Meanwhile, at the FBC, Abba was a victim of its own success, outgrowing the smaller of the church’s two sanctuaries—a godsend to the Old Guard, since it enabled the church to resorb Abba into the established order. “By 1974, space became a problem, and Abba moved into the much larger main sanctuary of the church,” Tim Pagaard, son of former pastor Ken Pagaard, recalls. “The proceedings grew more formal. Worshipers now sat in neat rows of pews instead of cross-legged, shoulder-to-shoulder, helter-skelter on the patchwork carpets of earlier years.
“As Abba became increasingly formalized, though, the crowds eventually began to dwindle. What had once been a quasi-independent youth movement was entirely absorbed into the church schedule in 1975 as a ‘Friday evening service.’ Leadership was turned over to the church elders, and the Thursday and Saturday meetings were cancelled. ‘Abba’ as an entity was no more.”
The Revenge of the Dads.
By 1975, I was gone. Ultimately, I hadn’t been able to swallow Abba’s—or the bible’s—unconscionable defense of “governing authorities,” no matter how venal or violent, following the apostle Paul’s decree in Romans 13:1, that “everyone must submit himself to the governing authorities, for there is no authority except that which God has established”—a helpful reminder to be Good Germans, even in the days of Mayor Daly and My Lai, Kent State and Nixon’s Christmas bombing. Nor could I conscience Abba’s—or the bible’s—sanctioning of sexist inequities and homophobic drivel that, to my mind, should have been buried with the Hebrew patriarchs. Faith-based apologetics for bigotry and blind obedience simply didn’t square with my vision of Jesus as a sharp-tongued prophet of social justice, come to speak truth to power and right the wrongs of this world.
I drifted away from Abba and, over time, from Christianity altogether. In the made-for-TV version of my life, I’d lose my religion in one mind-cracking moment, like some film of Saul on the road to Damascus run backwards. Unfortunately, that version would be as autobiographically fraudulent as it would be dramatically satisfying. Truth to tell, I lost my belief by degrees, as the ‘70s waned.

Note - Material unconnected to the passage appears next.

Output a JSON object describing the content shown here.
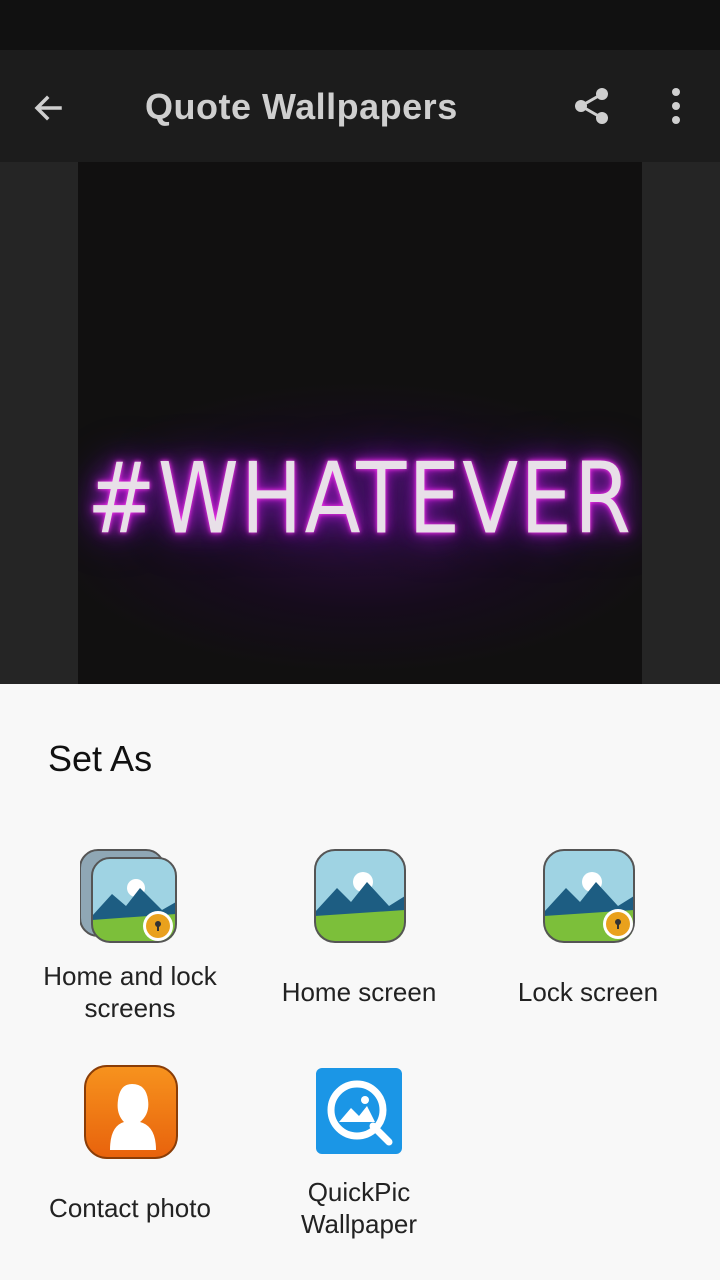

But my earliest recollection of realizing I was losing the faith was melodramatic enough. It happened that night, hours after Abba, while I was kneeling before the glowing image of Ziggy Stardust, desperately wishing I could reach through the screen and touch what Teresa of Ávila would have called his glorified body, so “supernatural and beautiful” that it rendered me beside myself as I mouthed the words to “Moonage Daydream” as Ziggy sang them: “The Church of Man, love / is such a holy place to be…”
Part 5: Our hero trades Jesus for Bowie, a spiritual seeker whose own journey led through a buffet of traditional systems and the occult.